On October 28, 2021, the November 2020 paper “Evaluating the scale, growth, and origins of right-wing echo chambers on YouTube” was cited in a hearing of the U.S. Senate Committee on Homeland Security and Governmental Affairs. Authored by PennMAP project lead Homa Hosseinmardi and co-authors Amir Ghasemian, Aaron Clauset, David Rothschild, Markus Mobius, and CSSLab Director Duncan Watts, the paper investigates claims that the YouTube recommendation algorithm systematically directs users towards radical right-wing content.
Last week’s Senate committee hearing examined social media platforms’ role in the amplification of domestic extremism and other harmful content. Among the expert witnesses was Dr. Nate Persily, Co-Director of the Stanford Cyber Policy Center and James B. McClathy Professor of Law at Stanford Law School, who emphasized the need for national transparency legislation targeted towards social media platforms. Citing Hosseinmardi et al.’s paper, he underscored the consequences of harmful online content and argued that it is crucial for “researchers, other than those tied to the profit-maximizing mission of [social media] firms, to get access to the data that will shed light on the most pressing questions related to the effects of social media on society.”
While Hosseinmardi et al.’s paper finds no evidence that the YouTube recommendation algorithm is directly to blame for radical echo chambers, it sheds light upon the size, intensity, and growth of these communities which resonates with calls for increased platform transparency. Using large-scale longitudinal data, the authors analyze YouTube’s role in the broader information ecosystem, finding that the platform largely reflects the tastes and intentions that users enter with.

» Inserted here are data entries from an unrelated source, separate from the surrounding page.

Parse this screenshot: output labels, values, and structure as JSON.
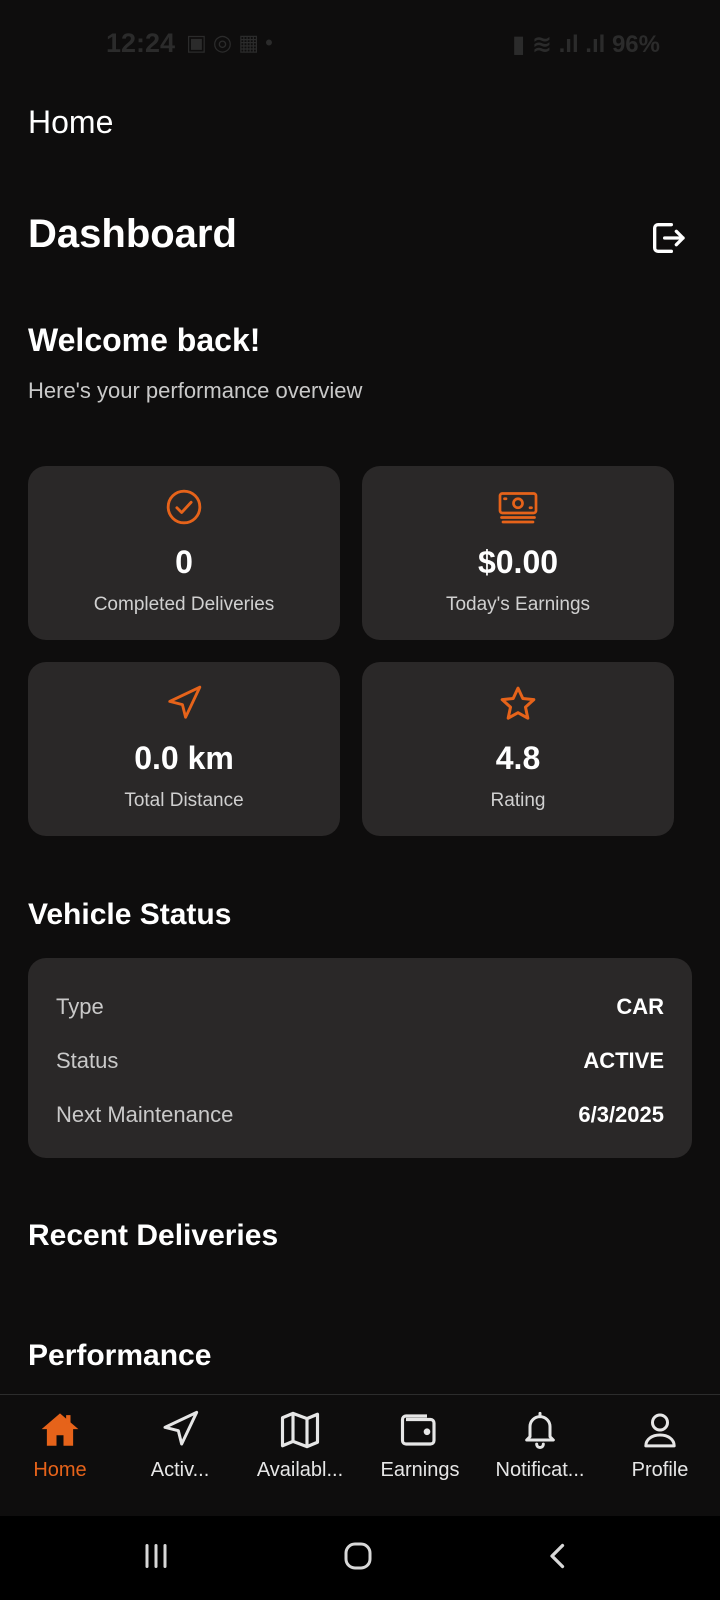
{
  "status_bar": {
    "time": "12:24",
    "battery": "96%"
  },
  "header": {
    "home_title": "Home",
    "dashboard_title": "Dashboard"
  },
  "welcome": {
    "title": "Welcome back!",
    "subtitle": "Here's your performance overview"
  },
  "stats": [
    {
      "value": "0",
      "label": "Completed Deliveries",
      "icon": "check-circle-icon"
    },
    {
      "value": "$0.00",
      "label": "Today's Earnings",
      "icon": "cash-icon"
    },
    {
      "value": "0.0 km",
      "label": "Total Distance",
      "icon": "navigation-arrow-icon"
    },
    {
      "value": "4.8",
      "label": "Rating",
      "icon": "star-icon"
    }
  ],
  "vehicle": {
    "section_title": "Vehicle Status",
    "rows": [
      {
        "key": "Type",
        "value": "CAR"
      },
      {
        "key": "Status",
        "value": "ACTIVE"
      },
      {
        "key": "Next Maintenance",
        "value": "6/3/2025"
      }
    ]
  },
  "sections": {
    "recent": "Recent Deliveries",
    "performance": "Performance"
  },
  "nav": {
    "items": [
      {
        "label": "Home",
        "icon": "home-icon",
        "active": true
      },
      {
        "label": "Activ...",
        "icon": "navigation-icon"
      },
      {
        "label": "Availabl...",
        "icon": "map-icon"
      },
      {
        "label": "Earnings",
        "icon": "wallet-icon"
      },
      {
        "label": "Notificat...",
        "icon": "bell-icon"
      },
      {
        "label": "Profile",
        "icon": "user-icon"
      }
    ]
  },
  "colors": {
    "accent": "#e6631a",
    "background": "#0e0d0d",
    "card": "#2a2828"
  }
}
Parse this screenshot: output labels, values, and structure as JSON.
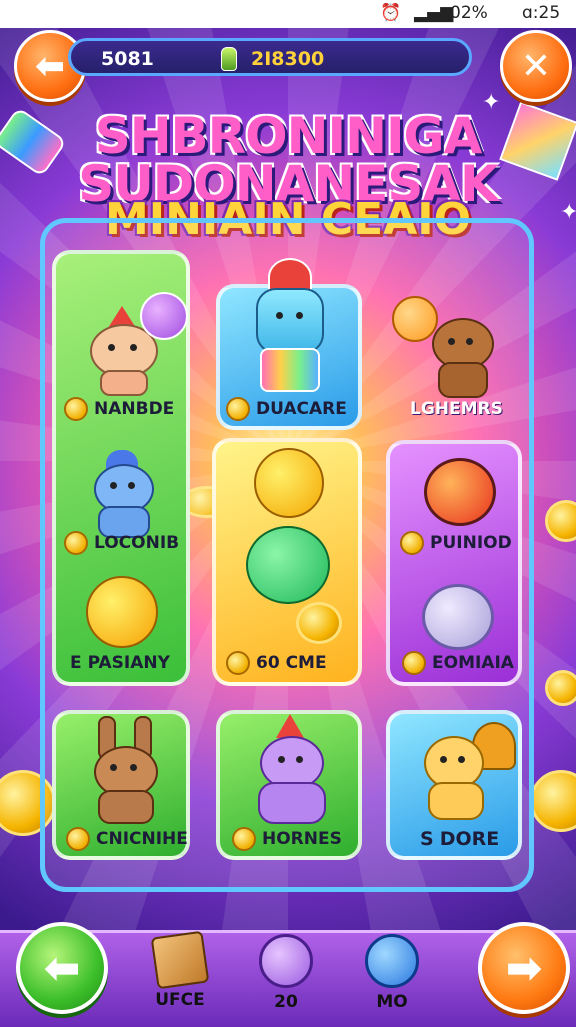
{
  "status_bar": {
    "battery": "02%",
    "time": "ɑ:25"
  },
  "top_bar": {
    "coins": "5081",
    "gems": "2I8300"
  },
  "title": {
    "line1": "SHBRONINIGA",
    "line2": "SUDONANESAK",
    "line3": "MINIAIN CEAIO"
  },
  "cards": [
    {
      "label": "NANBDE",
      "character": "bear-party-hat"
    },
    {
      "label": "DUACARE",
      "character": "rocket-robot"
    },
    {
      "label": "LGHEMRS",
      "character": "brown-bear"
    },
    {
      "label": "LOCONIB",
      "character": "blue-bear"
    },
    {
      "label": "60 CME",
      "character": "stacked-smileys"
    },
    {
      "label": "PUINIOD",
      "character": "ladybug-toy"
    },
    {
      "label": "PASIANY",
      "character": "smiley-ball",
      "badge": "E"
    },
    {
      "label": "EOMIAIA",
      "character": "purple-coin"
    },
    {
      "label": "CNICNIHE",
      "character": "bunny"
    },
    {
      "label": "HORNES",
      "character": "purple-bear"
    },
    {
      "label": "DORE",
      "character": "yellow-dog",
      "badge": "S"
    }
  ],
  "bottom_nav": [
    {
      "label": "UFCE",
      "icon": "box-icon"
    },
    {
      "label": "20",
      "icon": "button-icon"
    },
    {
      "label": "MO",
      "icon": "puzzle-icon"
    }
  ],
  "colors": {
    "accent_orange": "#ff6f12",
    "accent_green": "#3cbf2a",
    "frame_blue": "#60c7ff",
    "bar_purple": "#8a3bd6"
  }
}
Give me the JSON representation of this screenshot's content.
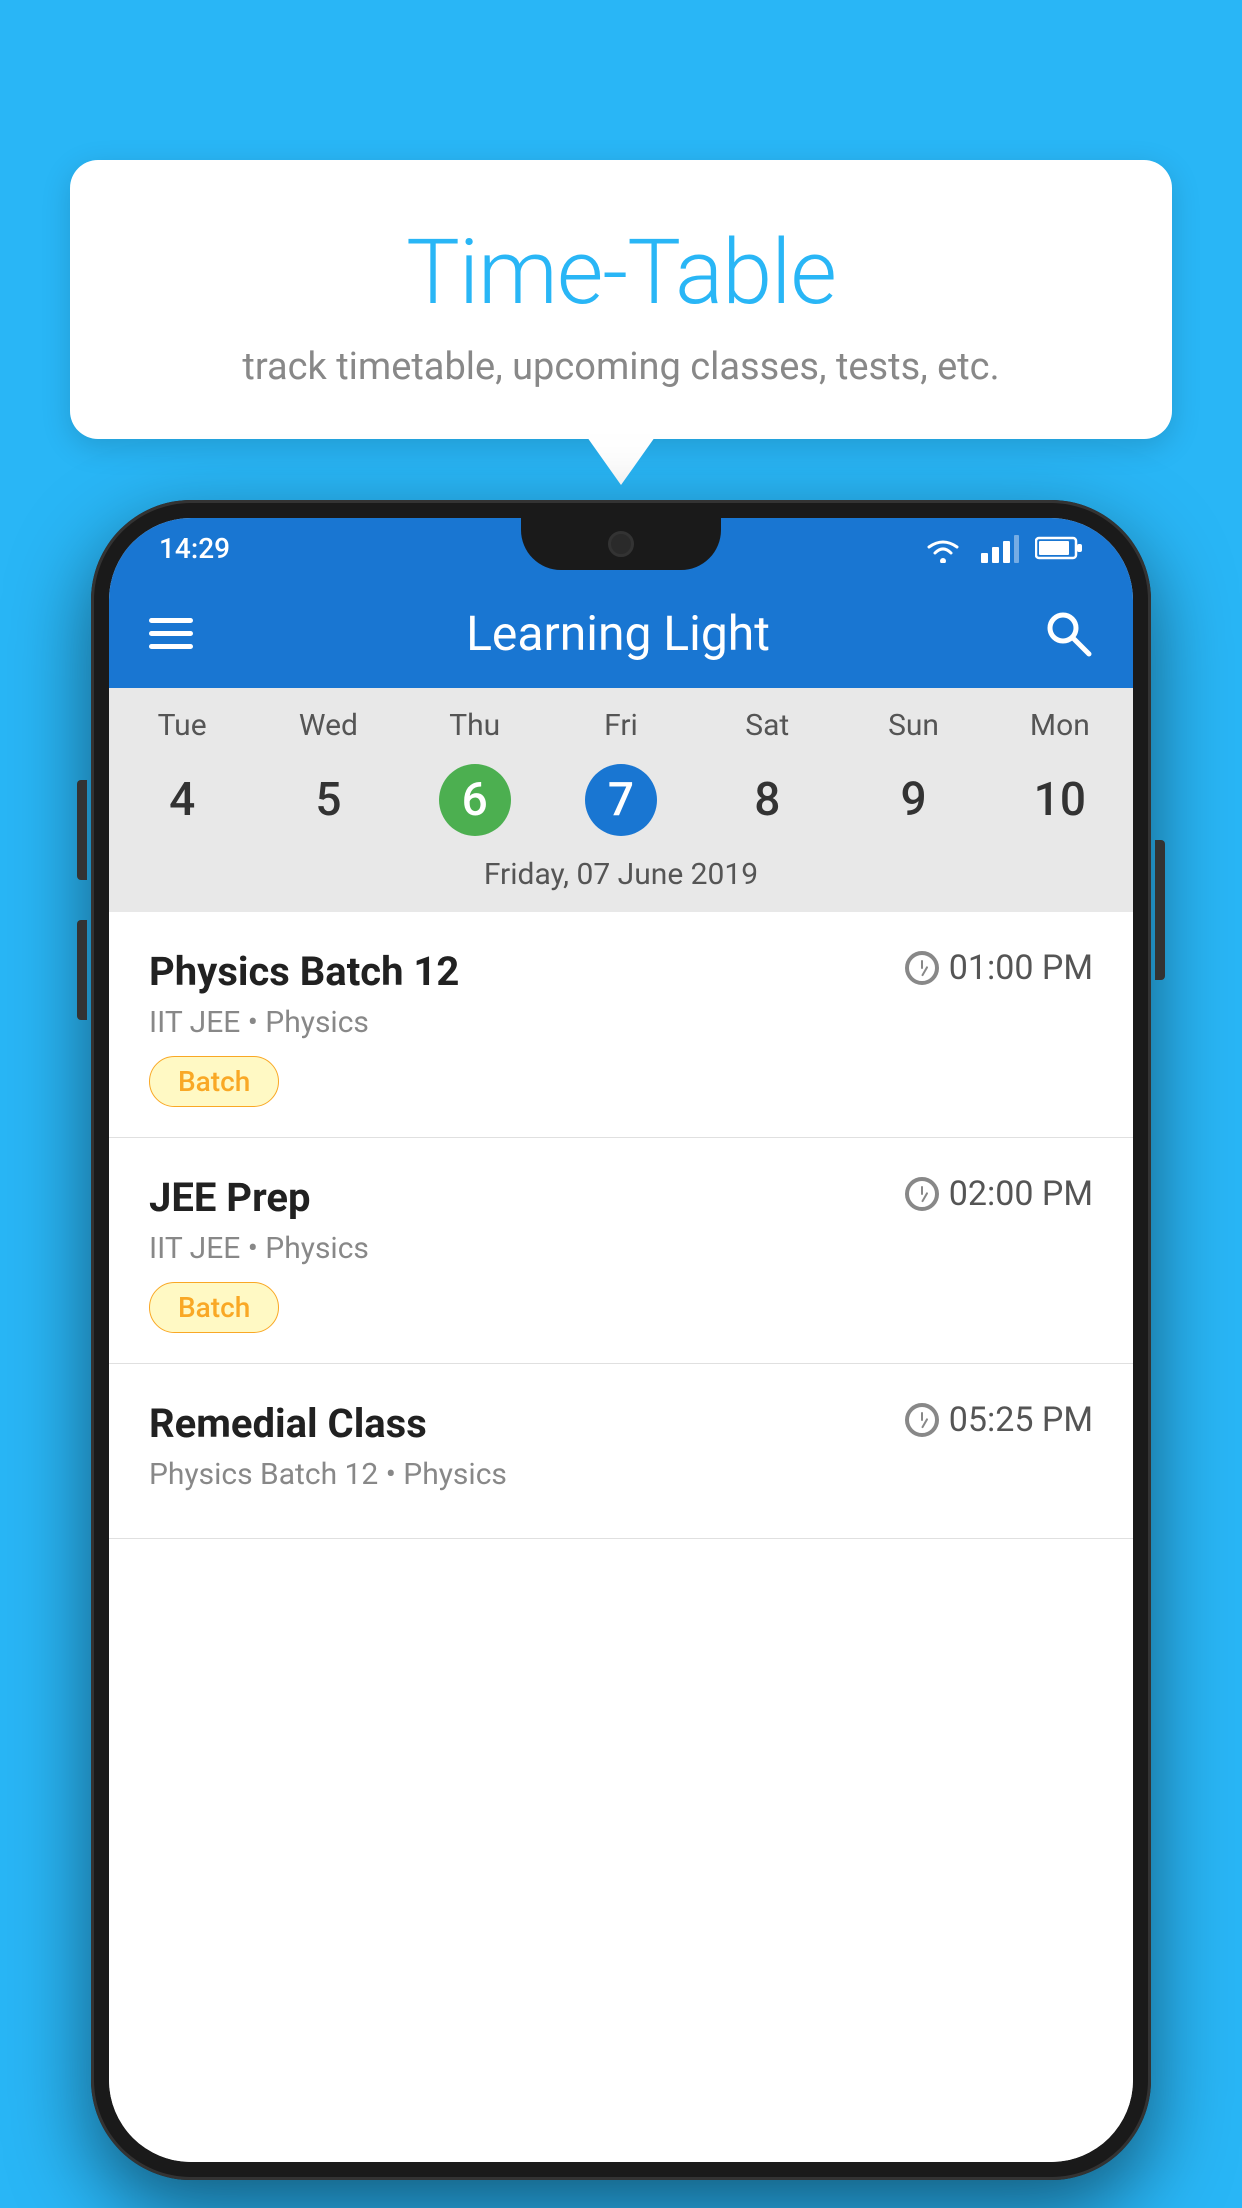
{
  "background_color": "#29B6F6",
  "tooltip": {
    "title": "Time-Table",
    "subtitle": "track timetable, upcoming classes, tests, etc."
  },
  "phone": {
    "status_bar": {
      "time": "14:29"
    },
    "app_bar": {
      "title": "Learning Light"
    },
    "calendar": {
      "day_headers": [
        "Tue",
        "Wed",
        "Thu",
        "Fri",
        "Sat",
        "Sun",
        "Mon"
      ],
      "day_numbers": [
        {
          "num": "4",
          "state": "normal"
        },
        {
          "num": "5",
          "state": "normal"
        },
        {
          "num": "6",
          "state": "today"
        },
        {
          "num": "7",
          "state": "selected"
        },
        {
          "num": "8",
          "state": "normal"
        },
        {
          "num": "9",
          "state": "normal"
        },
        {
          "num": "10",
          "state": "normal"
        }
      ],
      "selected_date_label": "Friday, 07 June 2019"
    },
    "schedule": [
      {
        "class_name": "Physics Batch 12",
        "time": "01:00 PM",
        "meta": "IIT JEE • Physics",
        "badge": "Batch"
      },
      {
        "class_name": "JEE Prep",
        "time": "02:00 PM",
        "meta": "IIT JEE • Physics",
        "badge": "Batch"
      },
      {
        "class_name": "Remedial Class",
        "time": "05:25 PM",
        "meta": "Physics Batch 12 • Physics",
        "badge": null
      }
    ]
  }
}
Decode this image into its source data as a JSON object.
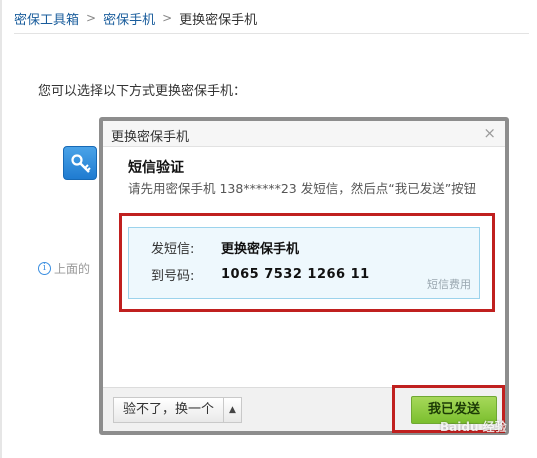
{
  "breadcrumb": {
    "items": [
      "密保工具箱",
      "密保手机",
      "更换密保手机"
    ],
    "separator": ">"
  },
  "intro": "您可以选择以下方式更换密保手机：",
  "background": {
    "option_icon": "key-icon",
    "info_text": "上面的"
  },
  "modal": {
    "title": "更换密保手机",
    "close": "×",
    "sms_title": "短信验证",
    "sms_description": "请先用密保手机 138******23 发短信，然后点“我已发送”按钮",
    "sms_box": {
      "content_label": "发短信:",
      "content_value": "更换密保手机",
      "number_label": "到号码:",
      "number_value": "1065 7532 1266 11",
      "fee_link": "短信费用"
    },
    "footer": {
      "switch_label": "验不了，换一个",
      "switch_arrow": "▲",
      "sent_button": "我已发送"
    }
  },
  "watermark": "Baidu 经验",
  "colors": {
    "link": "#1a5d9c",
    "highlight_box": "#c0201f",
    "sms_box_bg": "#eef8fd",
    "sent_button": "#8fcb45"
  }
}
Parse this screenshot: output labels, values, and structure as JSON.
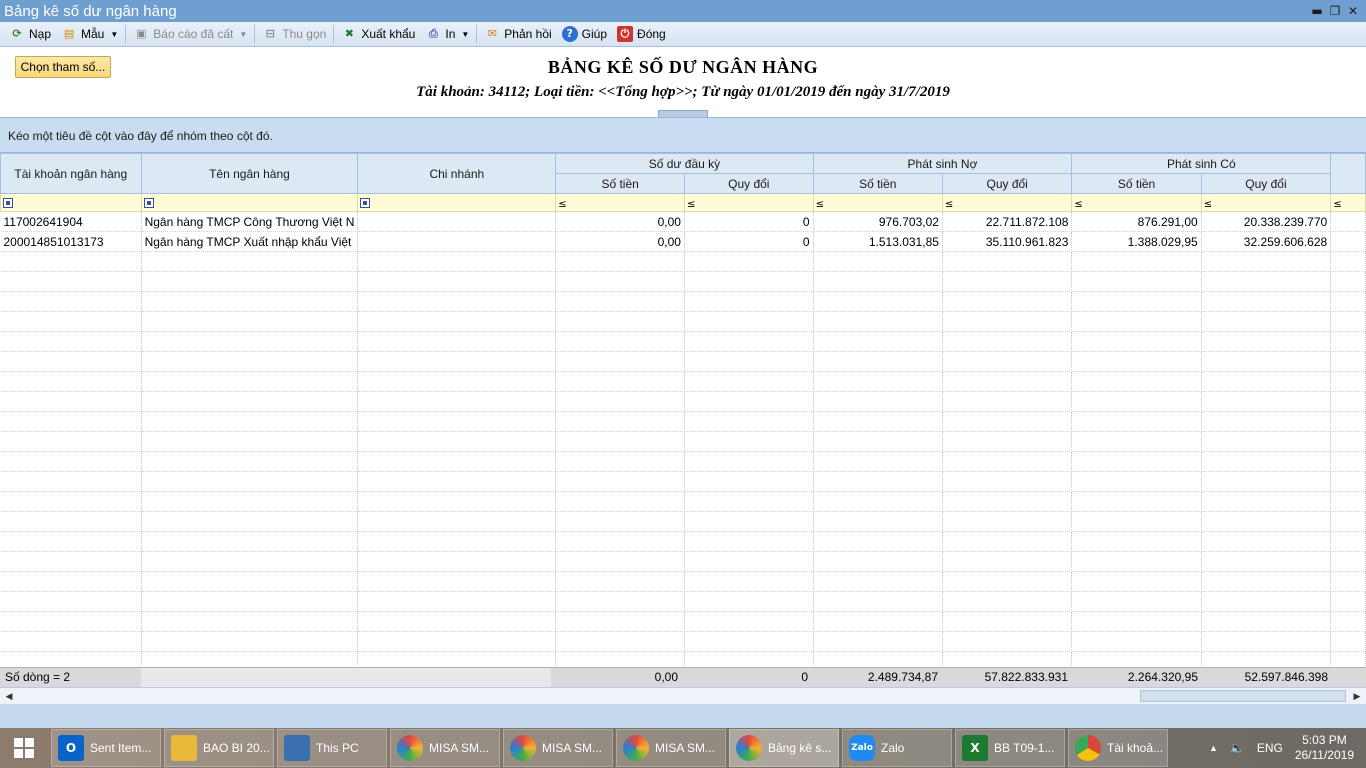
{
  "window": {
    "title": "Bảng kê số dư ngân hàng",
    "minimize_icon": "minimize-icon",
    "restore_icon": "restore-icon",
    "close_icon": "close-icon"
  },
  "toolbar": {
    "items": [
      {
        "label": "Nạp",
        "icon": "refresh-icon",
        "color": "#2a8a2a"
      },
      {
        "label": "Mẫu",
        "icon": "template-icon",
        "color": "#d08a00"
      },
      {
        "label": "Báo cáo đã cất",
        "icon": "saved-report-icon",
        "color": "#888888"
      },
      {
        "label": "Thu gọn",
        "icon": "collapse-icon",
        "color": "#888888"
      },
      {
        "label": "Xuất khẩu",
        "icon": "excel-export-icon",
        "color": "#1e7a30"
      },
      {
        "label": "In",
        "icon": "printer-icon",
        "color": "#6b6bb5"
      },
      {
        "label": "Phản hồi",
        "icon": "feedback-mail-icon",
        "color": "#e07a1a"
      },
      {
        "label": "Giúp",
        "icon": "help-icon",
        "color": "#2b6fd1"
      },
      {
        "label": "Đóng",
        "icon": "power-close-icon",
        "color": "#d0342c"
      }
    ]
  },
  "params_button": "Chọn tham số...",
  "report": {
    "title": "BẢNG KÊ SỐ DƯ NGÂN HÀNG",
    "subtitle": "Tài khoản: 34112; Loại tiền: <<Tổng hợp>>; Từ ngày 01/01/2019 đến ngày 31/7/2019"
  },
  "group_panel_text": "Kéo một tiêu đề cột vào đây để nhóm theo cột đó.",
  "grid": {
    "headers": {
      "account": "Tài khoản ngân hàng",
      "bank_name": "Tên ngân hàng",
      "branch": "Chi nhánh",
      "opening": "Số dư đầu kỳ",
      "debit": "Phát sinh Nợ",
      "credit": "Phát sinh Có",
      "amount": "Số tiền",
      "converted": "Quy đổi"
    },
    "filter_symbol": "≤",
    "rows": [
      {
        "account": "117002641904",
        "bank_name": "Ngân hàng TMCP Công Thương Việt N",
        "branch": "",
        "open_amount": "0,00",
        "open_conv": "0",
        "debit_amount": "976.703,02",
        "debit_conv": "22.711.872.108",
        "credit_amount": "876.291,00",
        "credit_conv": "20.338.239.770"
      },
      {
        "account": "200014851013173",
        "bank_name": "Ngân hàng TMCP Xuất nhập khẩu Việt",
        "branch": "",
        "open_amount": "0,00",
        "open_conv": "0",
        "debit_amount": "1.513.031,85",
        "debit_conv": "35.110.961.823",
        "credit_amount": "1.388.029,95",
        "credit_conv": "32.259.606.628"
      }
    ],
    "footer": {
      "row_count": "Số dòng = 2",
      "open_amount": "0,00",
      "open_conv": "0",
      "debit_amount": "2.489.734,87",
      "debit_conv": "57.822.833.931",
      "credit_amount": "2.264.320,95",
      "credit_conv": "52.597.846.398"
    }
  },
  "taskbar": {
    "items": [
      {
        "label": "Sent Item...",
        "icon": "outlook-icon",
        "color": "#0a64c8",
        "glyph": "O"
      },
      {
        "label": "BAO BI 20...",
        "icon": "folder-icon",
        "color": "#e8b93a",
        "glyph": ""
      },
      {
        "label": "This PC",
        "icon": "computer-icon",
        "color": "#3b6fb0",
        "glyph": ""
      },
      {
        "label": "MISA SM...",
        "icon": "misa-icon",
        "color": "#e3483b",
        "glyph": ""
      },
      {
        "label": "MISA SM...",
        "icon": "misa-icon",
        "color": "#e3483b",
        "glyph": ""
      },
      {
        "label": "MISA SM...",
        "icon": "misa-icon",
        "color": "#e3483b",
        "glyph": ""
      },
      {
        "label": "Bảng kê s...",
        "icon": "misa-icon",
        "color": "#e3483b",
        "glyph": ""
      },
      {
        "label": "Zalo",
        "icon": "zalo-icon",
        "color": "#1f8af0",
        "glyph": "Zalo"
      },
      {
        "label": "BB T09-1...",
        "icon": "excel-icon",
        "color": "#1e7a30",
        "glyph": "X"
      },
      {
        "label": "Tài khoả...",
        "icon": "chrome-icon",
        "color": "#d9463a",
        "glyph": ""
      }
    ],
    "tray": {
      "language": "ENG",
      "time": "5:03 PM",
      "date": "26/11/2019"
    }
  }
}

After being initially released on arXiv in November 2020, their work was published in PNAS in August 2021 under the title “Examining the consumption of radical content on YouTube.”